In addition, Nigel Farage was condemned by British politicians for his comments on just that, the failures of multiculturalism. He has been accused of making “political capital” out of the attacks by the Westminster cartel. I ask, when should such matters be discussed? Since politicians have done their utmost to avoid talking about them for many years, evident from the backlashes now seen in the polls, backlashes they deem to be “protest votes”.
Rest assured, the people who want the likes of Mrs Hopkins arrested, would never have affiliated themselves with the work of Charlie Hebdo before the massacre. I doubt very much whether they fully understand it now. It is nothing more than a bandwagon to portray their apparent liberalism. For these “liberals”, freedom of speech ends the moment they hear views they don’t like. The tolerance they preach soon morphs into something more akin to an agitated toddler in a pram. Charlie? Non.
Nor do the French government have the right to call themselves Charlie. Within 48 hours of the initial attacks, President Francois Hollande was already seeking ways to ban Marine Le Pen’s Front National – the same party Charlie Hebdo regularly mocks with their cutting humour – from joining the solidarity marches in the French capital on Sunday in a display of both incompetence, and supreme ignorance. The newfound desire to press home the importance of freedom and liberty appears not to have lasted long.
The BBC. Well they’re not Charlie either. Live on Question Time, host David Dimbleby said: “Due care and consideration must be used regarding the use of religious symbols in images which may cause offence, the Prophet Muhammad must not be represented in any shape or form”. The public broadcaster, which is supposed to act in the interests of those who fund it, have taken it upon themselves to silence free speech via the form of censorship wherever they see fit. Is this a North Korean tribute act?

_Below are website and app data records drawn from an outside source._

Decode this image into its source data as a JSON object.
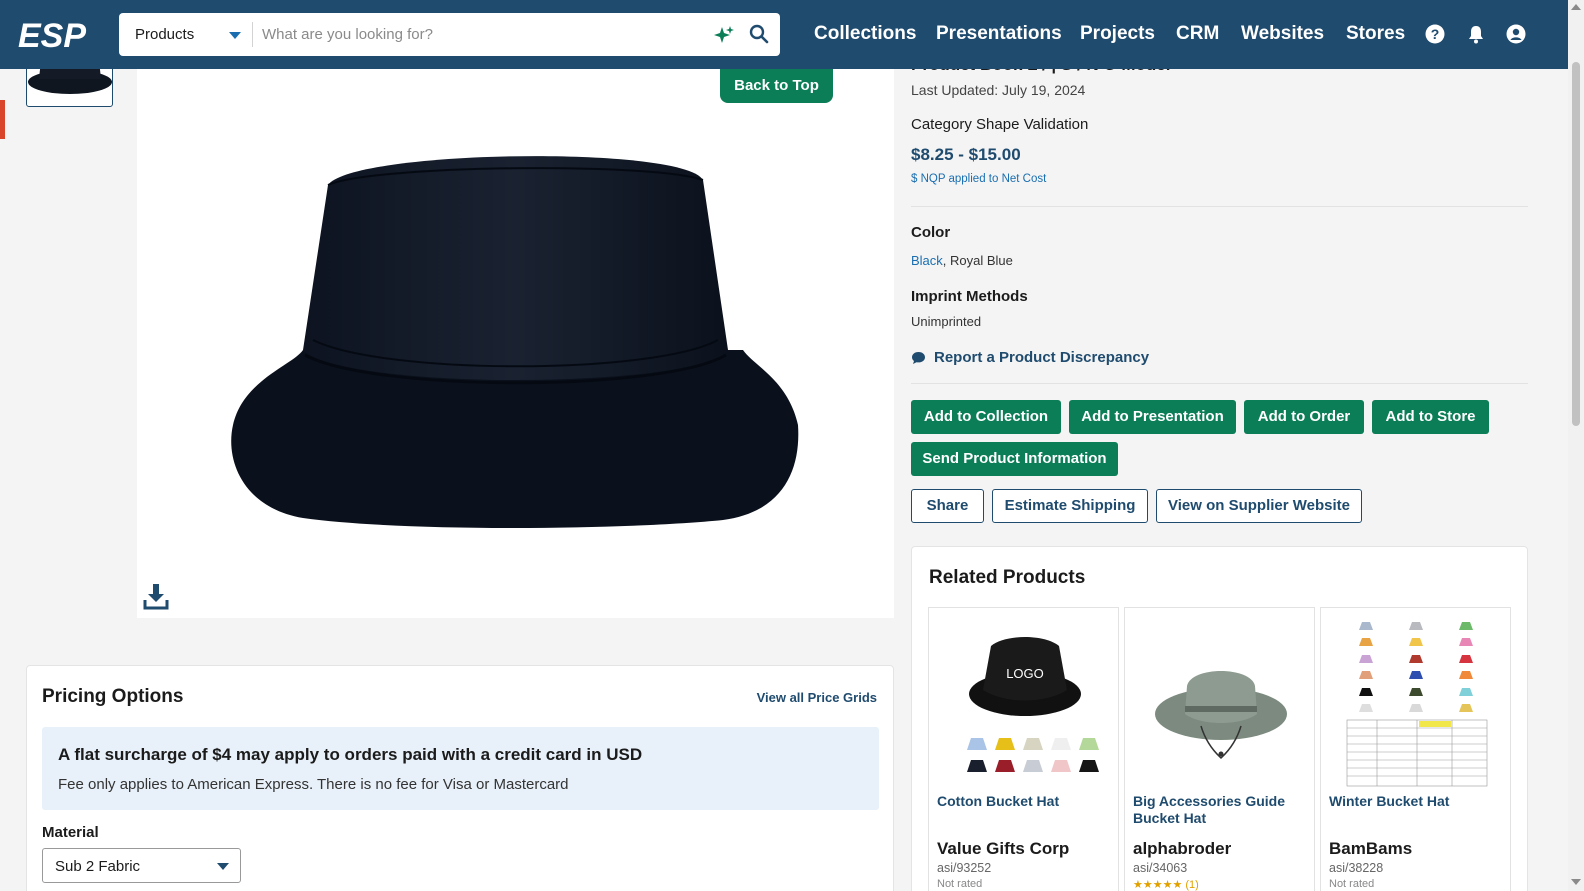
{
  "header": {
    "logo_text": "ESP",
    "search": {
      "scope": "Products",
      "placeholder": "What are you looking for?"
    },
    "nav": [
      "Collections",
      "Presentations",
      "Projects",
      "CRM",
      "Websites",
      "Stores"
    ],
    "icons": [
      "help-icon",
      "bell-icon",
      "account-icon"
    ]
  },
  "product": {
    "title_partial": "Product Book L / | S / N O Model",
    "last_updated": "Last Updated: July 19, 2024",
    "category_shape": "Category Shape Validation",
    "price": "$8.25 - $15.00",
    "nqp_note": "$ NQP applied to Net Cost",
    "color_label": "Color",
    "color_link": "Black",
    "color_rest": ", Royal Blue",
    "imprint_label": "Imprint Methods",
    "imprint_value": "Unimprinted",
    "discrepancy": "Report a Product Discrepancy",
    "back_to_top": "Back to Top"
  },
  "actions": {
    "add_to_collection": "Add to Collection",
    "add_to_presentation": "Add to Presentation",
    "add_to_order": "Add to Order",
    "add_to_store": "Add to Store",
    "send_info": "Send Product Information",
    "share": "Share",
    "estimate_shipping": "Estimate Shipping",
    "view_supplier": "View on Supplier Website"
  },
  "related": {
    "title": "Related Products",
    "items": [
      {
        "name": "Cotton Bucket Hat",
        "supplier": "Value Gifts Corp",
        "asi": "asi/93252",
        "extra": "Not rated"
      },
      {
        "name": "Big Accessories Guide Bucket Hat",
        "supplier": "alphabroder",
        "asi": "asi/34063",
        "extra": "★★★★★ (1)"
      },
      {
        "name": "Winter Bucket Hat",
        "supplier": "BamBams",
        "asi": "asi/38228",
        "extra": "Not rated"
      }
    ],
    "logo_text": "LOGO"
  },
  "pricing": {
    "title": "Pricing Options",
    "view_all": "View all Price Grids",
    "notice_heading": "A flat surcharge of $4 may apply to orders paid with a credit card in USD",
    "notice_body": "Fee only applies to American Express. There is no fee for Visa or Mastercard",
    "material_label": "Material",
    "material_value": "Sub 2 Fabric"
  },
  "colors": {
    "header": "#1f4b6e",
    "primary_button": "#0b7d57",
    "link": "#1a6eb0",
    "notice_bg": "#e8f1fa"
  }
}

The British media have also let themselves down. Immensely. Instead of plastering the most controversial Charlie Hebdo cartoons over the newspaper front pages in an act of defiance, they meekly surrendered by not doing so. This form of cowardice is a sign of defeat – the hatred and fear spewed by the extremists serves to grant them the censorship they so desire. I highly doubt any decent practicing Muslim would protest against the necessity for the media to preach their right to free speech – indeed it is the honest Muslim who also suffers when the radicalised commit these acts.
Satire, as heinous as it may come across at times, is ultimately, just satire. The ability to mock and poke fun is essential to a free society, and wavering to those who look to block it is a grave injustice. Britain to an extent has already given in – there is no magazine published on these shores comparable to Charlie Hebdo. You may be offended by what satirists say, you may not think it’s “right”, but neither of those mean it shouldn’t be allowed.
The solidarity shown by the European people for their liberty in the wake of the attacks cannot fail to instill hope. But we must all heed our own words. To everyone who has considered themselves Charlie, ask yourself if you really do believe in all true freedom of speech entails. If you do, go forth. If not, I invite you to travel to any oppressive country which shares views similar to yours. I’ll even pay your air fare. One way, of course.